Kansas, who can't really run offense through their best player, junior big man Thomas Robinson, needs Taylor to play to his potential. They only have one other guy, Elijah Johnson, who can create offense for others. The Jayhawks' season, as well as Taylor's pro prospects, will depend on his ability to play under control.

Thomas Robinson

6'9 junior power forward

  • Shot creation: Great athlete who can use size/explosiveness to finish over the top of smaller defenders. Not a great ball-handler, but can create space for a floater and jump-hook w/spin move and ability to contort body in air. Still more comfortable finishing than creating own shot, but has improved rapidly in first year as a main option.
  • Defense: A prototypical NBA power forward with foot-speed to defend on the perimeter and strength to hold position on the low block. Capable of playing both interior positions at the next level. Averaging 1.3 blocks and 1.2 steals this season. 
  • Outside shot: Doesn't look for the jumper, but shows decent mechanics at the free throw line (shooting 71.4 percent this season). A consistent 15-20 footer will make him a frontline 4, and an extremely rich man, at the next level. 
  • Passing: Reasonably skilled and can pass out of double teams but has only average court awareness. Averaging 1.7 assists and 2.4 turnovers a game this season. 
  • Rebounding: A phenomenal rebounder who combines exceptional athleticism with a high motor: averaging 11.4 rebounds a game as a junior. 
  • Best case: An excellent defensive big man capable of playing both interior positions while averaging 10-15 points without being a primary offensive option -- Serge Ibaka. 
  • Worst case: A solid third big man whose offensive skill level doesn't merit a starting spot on a good team -- Chris Wilcox.

Tyshawn Taylor

6'3 senior point guard
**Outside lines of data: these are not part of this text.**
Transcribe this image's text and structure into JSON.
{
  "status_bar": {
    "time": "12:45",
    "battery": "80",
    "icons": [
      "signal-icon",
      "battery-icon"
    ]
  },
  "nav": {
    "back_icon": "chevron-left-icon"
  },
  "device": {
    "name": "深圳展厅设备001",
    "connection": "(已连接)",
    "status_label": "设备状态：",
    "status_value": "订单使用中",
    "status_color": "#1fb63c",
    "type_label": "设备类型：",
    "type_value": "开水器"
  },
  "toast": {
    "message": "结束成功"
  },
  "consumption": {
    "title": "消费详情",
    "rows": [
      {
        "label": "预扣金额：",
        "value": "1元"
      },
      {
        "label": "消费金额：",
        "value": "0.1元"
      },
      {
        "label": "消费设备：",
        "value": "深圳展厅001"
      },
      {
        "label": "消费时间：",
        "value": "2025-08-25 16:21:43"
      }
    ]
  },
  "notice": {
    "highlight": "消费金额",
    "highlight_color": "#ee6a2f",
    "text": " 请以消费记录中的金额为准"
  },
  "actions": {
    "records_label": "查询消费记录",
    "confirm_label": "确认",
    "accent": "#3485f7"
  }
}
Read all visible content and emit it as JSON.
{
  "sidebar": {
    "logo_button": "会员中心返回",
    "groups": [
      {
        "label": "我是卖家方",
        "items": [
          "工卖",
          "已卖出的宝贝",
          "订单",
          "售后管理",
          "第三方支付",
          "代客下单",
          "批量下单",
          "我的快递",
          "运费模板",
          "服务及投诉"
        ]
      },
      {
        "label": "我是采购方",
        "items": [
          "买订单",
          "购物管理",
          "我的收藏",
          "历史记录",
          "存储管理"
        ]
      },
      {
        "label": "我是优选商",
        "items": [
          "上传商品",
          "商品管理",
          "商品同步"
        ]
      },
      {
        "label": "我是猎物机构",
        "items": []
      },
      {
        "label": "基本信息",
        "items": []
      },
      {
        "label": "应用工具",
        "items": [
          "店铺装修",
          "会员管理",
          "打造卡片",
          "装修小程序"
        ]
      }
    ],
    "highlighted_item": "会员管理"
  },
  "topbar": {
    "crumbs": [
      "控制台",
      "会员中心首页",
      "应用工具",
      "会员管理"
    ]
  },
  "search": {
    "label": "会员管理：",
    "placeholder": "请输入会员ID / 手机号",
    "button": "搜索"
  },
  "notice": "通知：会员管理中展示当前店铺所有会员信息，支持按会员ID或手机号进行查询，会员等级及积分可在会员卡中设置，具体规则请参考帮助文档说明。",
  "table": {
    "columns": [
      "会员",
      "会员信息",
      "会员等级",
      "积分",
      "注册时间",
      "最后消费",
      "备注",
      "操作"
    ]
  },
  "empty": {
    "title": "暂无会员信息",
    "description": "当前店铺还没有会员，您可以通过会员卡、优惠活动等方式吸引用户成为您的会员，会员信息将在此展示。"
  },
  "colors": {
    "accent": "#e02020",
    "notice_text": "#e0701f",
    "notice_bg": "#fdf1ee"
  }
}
  • Shot creation: Excellent ball-handler capable of penetrating fairly easily. Draws a lot of fouls (6.8 free throw attempts as a senior) w/great body control and long arms. Needs to become more consistent w/either floater or pull-up jumper to improve offensive efficiency: shooting 44.7 percent from field this season, including a 3-13 effort against Kentucky.
  • Defense: Capable of defending any guard 6'4 and under, averaging 1.1 steals a game this season. 
  • Outside shot: Doesn't have the most fundamentally sound release, but knocking down three-pointers at extremely high clip (57.1 percent) this year. Comfortable playing off the ball as a four-year contributor on some excellent Kansas squads. 
  • Passing: An excellent passer with good size at 6'3, but makes far too many careless mistakes. 4.3 turnover average must go down in Big 12 play. 
  • Rebounding: Athletic but career rebound average (2.1) depressed by playing with so many NBA big men in Lawrence. 
  • Best case: An effective combo guard capable of playing on or off the ball and defending multiple backcourt positions -- Delonte West. 
  • Worst case: With shaky floor game, a jack-of-all-trades but master-of-none 6'3 guard unable to carve out a role in an NBA rotation -- Daniel Ewing.

Guys worth keeping an eye on

Elijah Johnson -- 6'4 junior guard. After spending two years as a reserve, has emerged as an effective contributor on both sides of the floor. A decent athlete with a good assist to turnover ratio (1.54) for size, but will need to improve outside shot and mid-range game. Will be a primary offensive option next season after the departures of Taylor and Robinson.

Justin Wesley -- 6'9 sophomore forward. A transfer from Lamar, has shown  athleticism at both interior positions while flashing potential for decent skill-set in a limited amount of minutes. Few coaching staffs are better than Kansas at shaping raw big men -- Darrell Arthur, Darnell Jackson, Sasha Kaun, Aldrich, the Morris twins, Robinson -- into NBA-caliber players.

Kevin Young -- 6'8 junior forward. A transfer from Loyola Marymount, has potential to be a replacement-level small forward at the next level. Capable of defending the position and displayed a good-looking three-point stroke (going 2-3) against Ohio State. Will need to consistently knock down three-pointers while adding weight and improving ball skills in time in Lawrence.